A great resource for generating random words is unique-names.com. Just open the page and pick two or three words from the list. Stick in one or two random two or three digit numbers between and/or after the words, and you have a password with extremely low odds of being on the list of guessed passwords. The words themselves are almost guaranteed to be on the list, so DO NOT use only one word. It is the particular combination of words and numbers which is strong. If you’d like to use a truly random number, ramdomwordgenerator.com has a true random number generator on their front page. Just enter a minimum and maximum, say 100 and 999, click Generate, and use the three digit random number you’ve just generated. Write your password down or enter it into your favorite password manager.

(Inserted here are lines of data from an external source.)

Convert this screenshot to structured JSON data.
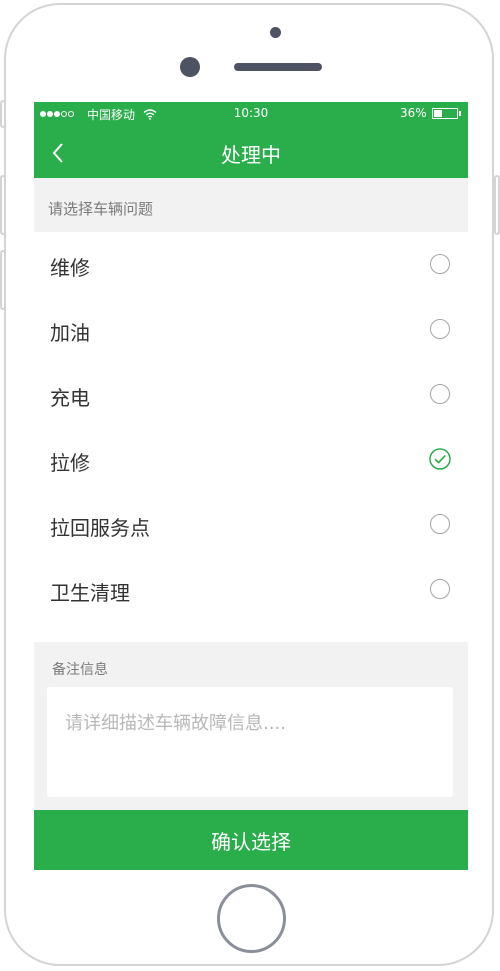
{
  "status_bar": {
    "carrier": "中国移动",
    "time": "10:30",
    "battery_percent": "36%",
    "battery_level": 0.36,
    "signal_bars_filled": 3,
    "signal_bars_total": 5
  },
  "header": {
    "back_icon": "chevron-left-icon",
    "title": "处理中"
  },
  "vehicle_issue": {
    "prompt": "请选择车辆问题",
    "selected_index": 3,
    "options": [
      {
        "label": "维修",
        "checked": false
      },
      {
        "label": "加油",
        "checked": false
      },
      {
        "label": "充电",
        "checked": false
      },
      {
        "label": "拉修",
        "checked": true
      },
      {
        "label": "拉回服务点",
        "checked": false
      },
      {
        "label": "卫生清理",
        "checked": false
      }
    ]
  },
  "remark": {
    "label": "备注信息",
    "placeholder": "请详细描述车辆故障信息....",
    "value": ""
  },
  "confirm_button": {
    "label": "确认选择"
  },
  "colors": {
    "brand_green": "#2aad4b",
    "background": "#f2f2f2",
    "radio_unchecked": "#a5a5a5"
  }
}
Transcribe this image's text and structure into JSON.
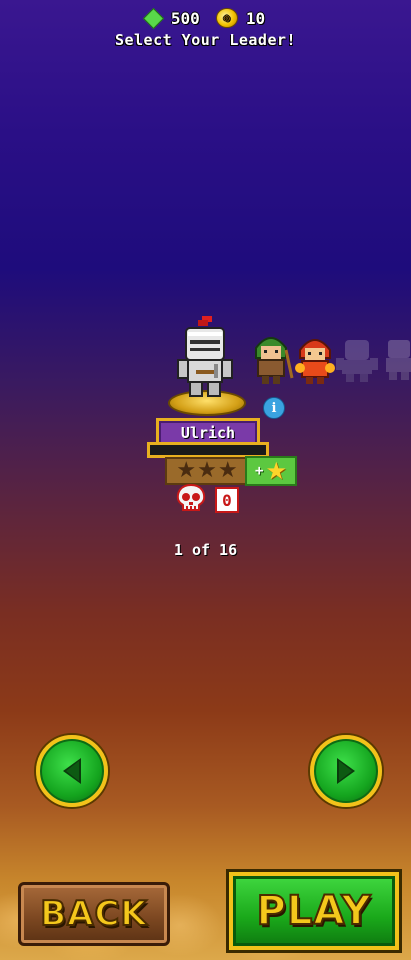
{
  "currency": {
    "gems": "500",
    "coins": "10"
  },
  "title": "Select Your Leader!",
  "leader": {
    "name": "Ulrich",
    "stars_earned": 0,
    "stars_total": 3,
    "kills": "0"
  },
  "pagination": {
    "text": "1 of 16"
  },
  "buttons": {
    "back": "BACK",
    "play": "PLAY"
  },
  "colors": {
    "accent_gold": "#f2c21a",
    "button_green": "#1aa81a",
    "plate_purple": "#7a3aa8"
  }
}
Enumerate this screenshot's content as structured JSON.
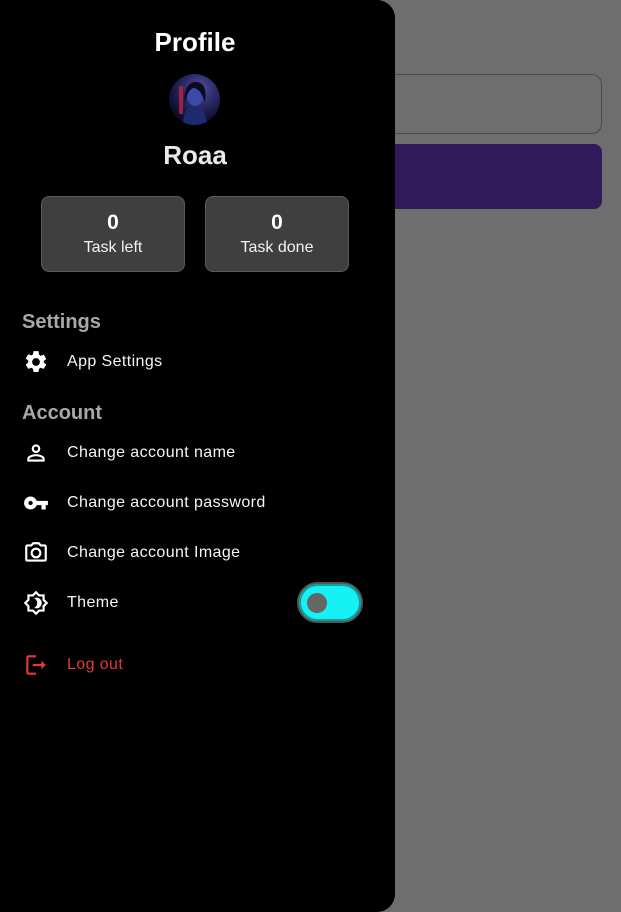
{
  "drawer": {
    "title": "Profile",
    "user_name": "Roaa",
    "stats": [
      {
        "value": "0",
        "label": "Task left"
      },
      {
        "value": "0",
        "label": "Task done"
      }
    ],
    "sections": {
      "settings": {
        "title": "Settings",
        "items": [
          {
            "label": "App Settings",
            "icon": "gear-icon"
          }
        ]
      },
      "account": {
        "title": "Account",
        "items": [
          {
            "label": "Change account name",
            "icon": "person-icon"
          },
          {
            "label": "Change account password",
            "icon": "key-icon"
          },
          {
            "label": "Change account Image",
            "icon": "camera-icon"
          },
          {
            "label": "Theme",
            "icon": "brightness-icon"
          }
        ]
      }
    },
    "theme_toggle": {
      "state": "off"
    },
    "logout": {
      "label": "Log out",
      "icon": "logout-icon"
    }
  },
  "colors": {
    "drawer_bg": "#000000",
    "scrim": "#6e6e6e",
    "toggle_track": "#16f2f4",
    "logout": "#e53935",
    "section_title": "#a8a8a8",
    "card_bg": "#3f3f3f",
    "primary_button": "#2f1a5a"
  }
}
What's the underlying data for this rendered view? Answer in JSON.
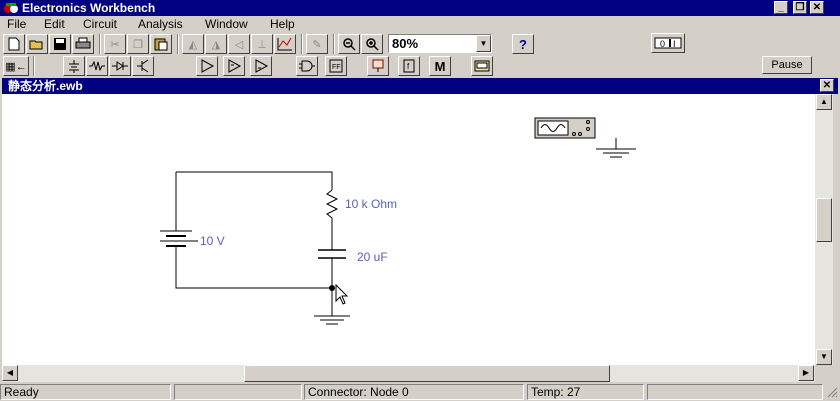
{
  "app": {
    "title": "Electronics Workbench"
  },
  "menu": [
    {
      "label": "File"
    },
    {
      "label": "Edit"
    },
    {
      "label": "Circuit"
    },
    {
      "label": "Analysis"
    },
    {
      "label": "Window"
    },
    {
      "label": "Help"
    }
  ],
  "toolbar": {
    "zoom_value": "80%",
    "pause_label": "Pause",
    "help_label": "?",
    "meter_label": "M"
  },
  "document": {
    "title": "静态分析.ewb"
  },
  "circuit": {
    "battery_label": "10 V",
    "resistor_label": "10 k Ohm",
    "capacitor_label": "20 uF"
  },
  "status": {
    "state": "Ready",
    "connector": "Connector: Node 0",
    "temp": "Temp:  27"
  },
  "colors": {
    "title_bg": "#000080",
    "chrome": "#d4d0c8",
    "label": "#5a5fb8"
  }
}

Manage your passwords

Should you wish to start using a password management system, there are several good ones reviewed at InfoWorld, both free and commercial. We prefer KeePass, but read the review and see which one works for you.

Changing your password in WordPress is easy. There’s a video at WordPress.tv showing how to do this. While this video was generated a number of years ago for WordPress.com, the basic functionality still applies and works for both WordPress.com and self-hosted WordPress.

One of the most important things to remember when using a password manager is that there is now a single password which grants access to all the others. It is imperative you use a very good password to access the password manager’s database. We recommend trying several words arranged into a memorable nonsense phrase (those random word lists at unique-names.com are handy for this). Again, size matters.

You may think, why should I worry about someone guessing my password, there’s nothing valuable on my website. What happens to your brand’s reputation if malware is installed on your site and all your visitors are infected? And what happens when Google marks your site as infected and posts that in conjunction with your URL? If your site spews malware, you’ll see all the hard-earned SEO efforts you’ve dedicated yourself to crumble.

Don’t share your login with others. If you must share with someone, so they can perform maintenance or install software or perform some action you have authorized, change your password after the task is completed.

Last, but extremely important, never, never, ever, reuse passwords. Once a password is guessed, the attackers will attempt to identify other accounts you own and try the password on all of them, like your online banking accounts. What about your domain registration? What would it cost your business, in money and reputation, if someone logged into your account at your domain registrar, and stole your domain? What if they then linked it to a pornography site?

Adding 2 Factor Authentication to your site

Adding two factor authentication (2FA) to your site is one way to add another layer of security. It uses something you know (like your password) with something you have (your phone for example which can generate or receive other login information.

WordPress writes:

Logging in with a password is single-step authentication. It relies only on something you know. Two-step authentication, by definition, is a system where you use two of the three possible factors to prove your identity, instead of just one. In practice, however, current two-step implementations still rely on a password you know, but use your Phone or another device to authenticate with something you have.

WordPress Beginner offers a tutorial on adding Google Authenticator as a 2 factor authenticator service.  Plugins for 2FA can be installed as well. Here’s one from techjourney.com about how to use Authy for 2FA on your site.

Make sure you have a strong password, and consider adding 2FA

We figure a word to the wise is sufficient. Create strong passwords. Don’t share them. And never resuse them. Your business and reputation depend on it.